Brent crude fell 94 cents, or 2.17%, to end at 42.35 dollars. In New York, the WTI lost 1.28 dollars or 3.1% to finish at 39.62 dollars.
Oil prices ended lower on Thursday in light of the evolution of the Covid-19 pandemic, which threatens the recovery of energy demand, and the prospects for a larger supply.
In London, a barrel of Brent North Sea crude for September delivery fell 94 cents, or 2.17%, to $ 42.35.
In New York, the barrel of American WTI for the month of August lost 1.28 dollars or 3.1% to finish at 39.62 dollars.
Investors are cautious about the prospect of “still weak demand and higher supply,” said Ipek Ozkardeskaya, analyst at Swissquote Bank.
The explosion of new cases of Covid-19, in the south and west of the United States in particular, threatens the economic recovery of the first consumer of black gold. Several states have also had to suspend their deconfinement process, or even go back by ordering the closure of bars and restaurants.
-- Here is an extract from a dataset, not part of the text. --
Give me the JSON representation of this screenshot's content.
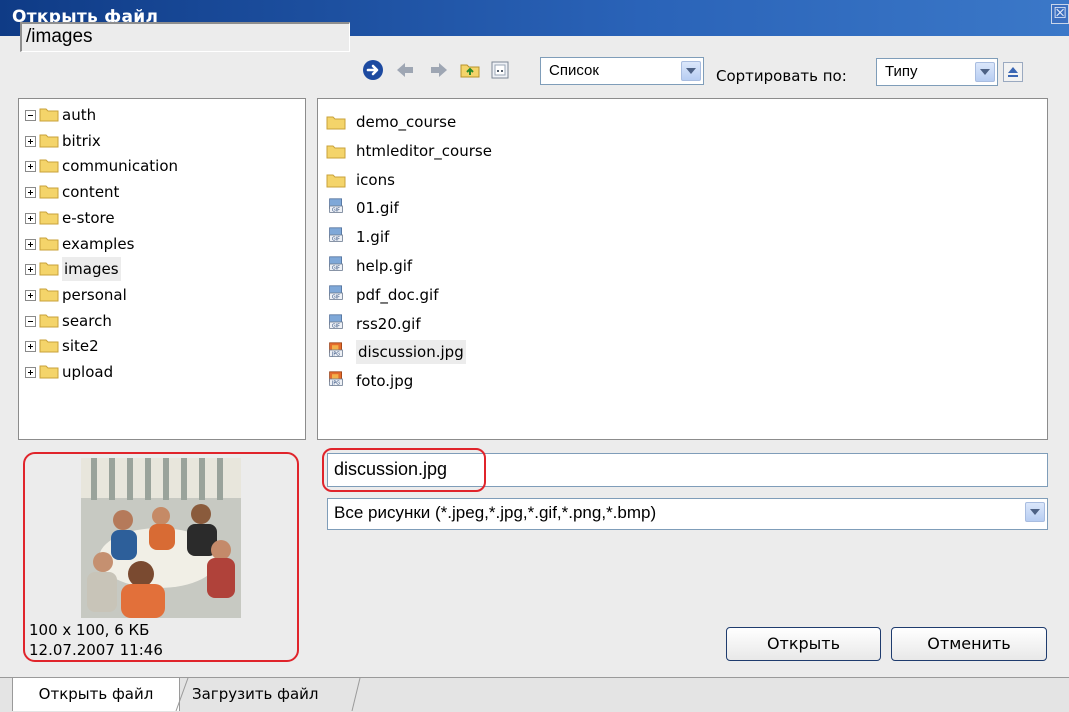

“Market players are wondering when we will see the end of the tunnel, when the trend will change,” says Louise Dickson of Rystad Energy. “As the United States, Brazil and other countries continue to be rolled up by Covid-19, the demand is really at stake,” she adds.
On the supply side, “the surplus is still huge in the world oil market,” said Carsten Fritsch and Barbara Lambrecht, analysts at Commerzbank.
Observers and market players are looking in particular at Libya, where crude exports had almost disappeared since January and could return to the market.
The Libyan National Petroleum Company (NOC) announced on Wednesday that it was ready to suspend the situation of “force majeure” at its Es Sider oil terminal, “blocked for six months”, recalls Tamas Varga, of PVM.
“Any increase in Libyan oil production and exports is an additional headache for OPEC +,” he added.
Victim of the civil war, Libyan production had fallen at the start of the year from more than a million barrels per day – average of last year – to less than 100,000, according to data from the Organization of the Exporting Countries of petroleum (OPEC), of which Libya is a part.
If it returned to the market, such a quantity could threaten the fragile balance between supply and demand that the cartel and its allies, known as Opep +, are trying to maintain with great reinforcement of cuts in their production.
Especially since the latter must go from 9.6 million barrels per day (mbd) in July to 7.7 mbd in August, until December.